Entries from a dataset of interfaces
..........
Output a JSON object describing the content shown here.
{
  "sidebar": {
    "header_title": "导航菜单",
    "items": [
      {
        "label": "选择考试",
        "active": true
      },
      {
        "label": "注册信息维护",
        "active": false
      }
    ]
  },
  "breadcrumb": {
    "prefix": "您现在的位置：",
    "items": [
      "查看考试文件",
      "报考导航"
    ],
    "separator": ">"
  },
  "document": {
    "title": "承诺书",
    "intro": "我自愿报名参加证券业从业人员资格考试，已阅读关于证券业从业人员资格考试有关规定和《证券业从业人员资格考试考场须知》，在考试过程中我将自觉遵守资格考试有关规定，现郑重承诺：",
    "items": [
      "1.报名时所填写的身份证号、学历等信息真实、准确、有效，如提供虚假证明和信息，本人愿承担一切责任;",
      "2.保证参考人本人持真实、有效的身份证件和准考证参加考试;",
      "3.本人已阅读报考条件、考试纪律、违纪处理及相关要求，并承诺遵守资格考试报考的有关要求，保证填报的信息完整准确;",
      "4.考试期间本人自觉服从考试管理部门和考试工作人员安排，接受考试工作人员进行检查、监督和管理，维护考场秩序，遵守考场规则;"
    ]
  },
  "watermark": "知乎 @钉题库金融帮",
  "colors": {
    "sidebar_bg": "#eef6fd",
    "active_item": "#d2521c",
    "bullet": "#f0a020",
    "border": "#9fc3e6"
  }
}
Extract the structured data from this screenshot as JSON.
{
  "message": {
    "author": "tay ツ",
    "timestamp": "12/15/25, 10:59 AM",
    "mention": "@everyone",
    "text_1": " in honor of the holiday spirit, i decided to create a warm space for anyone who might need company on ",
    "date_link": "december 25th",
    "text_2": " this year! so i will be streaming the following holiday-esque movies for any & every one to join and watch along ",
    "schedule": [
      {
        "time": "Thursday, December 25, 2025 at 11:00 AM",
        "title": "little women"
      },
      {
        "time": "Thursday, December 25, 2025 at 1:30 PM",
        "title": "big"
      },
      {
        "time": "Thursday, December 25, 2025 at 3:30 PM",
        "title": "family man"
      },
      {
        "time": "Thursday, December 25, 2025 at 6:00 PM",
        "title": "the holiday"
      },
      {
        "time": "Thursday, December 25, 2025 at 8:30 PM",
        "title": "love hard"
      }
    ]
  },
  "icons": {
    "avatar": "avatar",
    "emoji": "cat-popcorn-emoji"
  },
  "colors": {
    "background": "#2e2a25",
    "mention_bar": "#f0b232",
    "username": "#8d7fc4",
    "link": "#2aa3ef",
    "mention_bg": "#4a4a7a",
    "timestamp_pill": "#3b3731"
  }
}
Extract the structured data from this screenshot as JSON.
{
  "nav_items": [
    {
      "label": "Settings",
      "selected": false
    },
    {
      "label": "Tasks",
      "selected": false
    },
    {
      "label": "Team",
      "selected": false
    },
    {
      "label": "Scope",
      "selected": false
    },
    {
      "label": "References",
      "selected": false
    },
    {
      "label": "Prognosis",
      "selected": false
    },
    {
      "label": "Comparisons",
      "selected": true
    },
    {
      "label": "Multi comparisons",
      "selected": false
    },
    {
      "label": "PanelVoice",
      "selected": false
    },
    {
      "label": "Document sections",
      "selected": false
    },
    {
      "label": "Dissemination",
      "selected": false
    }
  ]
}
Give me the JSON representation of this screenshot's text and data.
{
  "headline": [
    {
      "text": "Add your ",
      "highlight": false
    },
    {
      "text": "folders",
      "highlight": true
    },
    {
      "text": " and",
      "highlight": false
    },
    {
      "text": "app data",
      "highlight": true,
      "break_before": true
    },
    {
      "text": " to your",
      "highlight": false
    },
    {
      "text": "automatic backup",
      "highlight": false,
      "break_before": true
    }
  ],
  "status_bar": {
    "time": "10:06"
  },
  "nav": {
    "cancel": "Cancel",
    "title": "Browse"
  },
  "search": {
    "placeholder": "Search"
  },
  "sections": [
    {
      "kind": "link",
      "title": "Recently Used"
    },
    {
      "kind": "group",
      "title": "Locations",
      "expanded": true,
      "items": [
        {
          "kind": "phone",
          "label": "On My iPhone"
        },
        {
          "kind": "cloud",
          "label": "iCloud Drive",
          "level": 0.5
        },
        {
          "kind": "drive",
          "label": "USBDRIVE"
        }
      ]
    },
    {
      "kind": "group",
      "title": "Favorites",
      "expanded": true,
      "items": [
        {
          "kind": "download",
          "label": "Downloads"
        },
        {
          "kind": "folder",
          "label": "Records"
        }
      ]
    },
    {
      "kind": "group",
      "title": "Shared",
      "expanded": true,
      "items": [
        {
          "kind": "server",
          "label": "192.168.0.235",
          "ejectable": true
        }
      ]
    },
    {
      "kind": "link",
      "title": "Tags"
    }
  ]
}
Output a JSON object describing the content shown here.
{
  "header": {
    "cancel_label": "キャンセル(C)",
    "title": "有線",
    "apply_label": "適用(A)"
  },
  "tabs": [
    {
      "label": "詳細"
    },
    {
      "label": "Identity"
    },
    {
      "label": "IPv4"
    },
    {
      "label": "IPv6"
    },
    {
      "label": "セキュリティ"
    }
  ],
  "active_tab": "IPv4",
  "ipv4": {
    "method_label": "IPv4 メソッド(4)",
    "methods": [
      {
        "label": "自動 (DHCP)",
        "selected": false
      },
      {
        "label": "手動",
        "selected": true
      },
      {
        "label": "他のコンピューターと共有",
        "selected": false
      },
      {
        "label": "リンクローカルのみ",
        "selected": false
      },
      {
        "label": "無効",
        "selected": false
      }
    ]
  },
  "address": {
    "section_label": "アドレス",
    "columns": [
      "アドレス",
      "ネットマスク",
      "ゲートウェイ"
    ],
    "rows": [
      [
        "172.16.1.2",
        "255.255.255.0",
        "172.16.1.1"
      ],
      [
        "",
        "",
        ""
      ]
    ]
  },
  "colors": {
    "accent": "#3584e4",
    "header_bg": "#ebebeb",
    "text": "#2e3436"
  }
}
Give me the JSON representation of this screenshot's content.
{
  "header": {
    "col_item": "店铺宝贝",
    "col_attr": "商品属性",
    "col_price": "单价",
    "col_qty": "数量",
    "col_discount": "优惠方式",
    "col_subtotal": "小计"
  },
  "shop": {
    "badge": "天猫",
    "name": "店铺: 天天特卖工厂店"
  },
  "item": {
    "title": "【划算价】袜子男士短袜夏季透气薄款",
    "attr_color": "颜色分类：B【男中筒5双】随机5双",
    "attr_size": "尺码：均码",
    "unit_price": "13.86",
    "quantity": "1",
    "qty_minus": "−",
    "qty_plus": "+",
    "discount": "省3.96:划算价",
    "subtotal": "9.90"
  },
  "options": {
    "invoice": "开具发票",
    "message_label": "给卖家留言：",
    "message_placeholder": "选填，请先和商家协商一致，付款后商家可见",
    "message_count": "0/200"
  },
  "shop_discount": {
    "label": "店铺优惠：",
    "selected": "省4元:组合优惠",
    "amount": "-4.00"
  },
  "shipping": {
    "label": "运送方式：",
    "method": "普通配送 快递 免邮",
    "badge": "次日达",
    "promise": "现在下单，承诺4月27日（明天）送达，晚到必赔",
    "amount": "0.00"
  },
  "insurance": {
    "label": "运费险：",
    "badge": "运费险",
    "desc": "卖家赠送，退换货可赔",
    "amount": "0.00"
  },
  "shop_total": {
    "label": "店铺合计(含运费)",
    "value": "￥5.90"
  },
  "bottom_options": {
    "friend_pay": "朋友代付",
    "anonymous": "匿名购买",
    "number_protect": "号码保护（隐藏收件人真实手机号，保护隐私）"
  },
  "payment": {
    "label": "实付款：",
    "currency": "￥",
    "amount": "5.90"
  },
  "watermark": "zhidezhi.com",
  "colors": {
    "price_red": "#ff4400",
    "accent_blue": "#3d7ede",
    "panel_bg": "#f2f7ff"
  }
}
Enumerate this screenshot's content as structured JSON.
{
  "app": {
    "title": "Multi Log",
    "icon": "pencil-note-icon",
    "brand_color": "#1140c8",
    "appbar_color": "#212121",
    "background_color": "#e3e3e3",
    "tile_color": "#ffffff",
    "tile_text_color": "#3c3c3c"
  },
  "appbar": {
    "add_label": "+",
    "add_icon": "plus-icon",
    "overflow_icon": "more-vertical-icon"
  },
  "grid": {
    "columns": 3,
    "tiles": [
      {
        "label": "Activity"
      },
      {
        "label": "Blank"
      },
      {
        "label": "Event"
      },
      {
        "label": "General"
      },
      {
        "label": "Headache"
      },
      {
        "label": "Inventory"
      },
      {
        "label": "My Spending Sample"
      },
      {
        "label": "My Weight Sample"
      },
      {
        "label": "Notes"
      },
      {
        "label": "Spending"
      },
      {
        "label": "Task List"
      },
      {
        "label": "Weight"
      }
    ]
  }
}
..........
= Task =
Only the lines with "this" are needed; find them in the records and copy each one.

= Your response =
Extract the structured data from this screenshot as JSON.
    "text_2": " this year! so i will be streaming the following holiday-esque movies for any & every one to join and watch along ",
Extract the structured data from this screenshot as JSON.
Give me the JSON representation of this screenshot's text and data.
Give me the JSON representation of this screenshot's content.
Enumerate this screenshot's content as structured JSON.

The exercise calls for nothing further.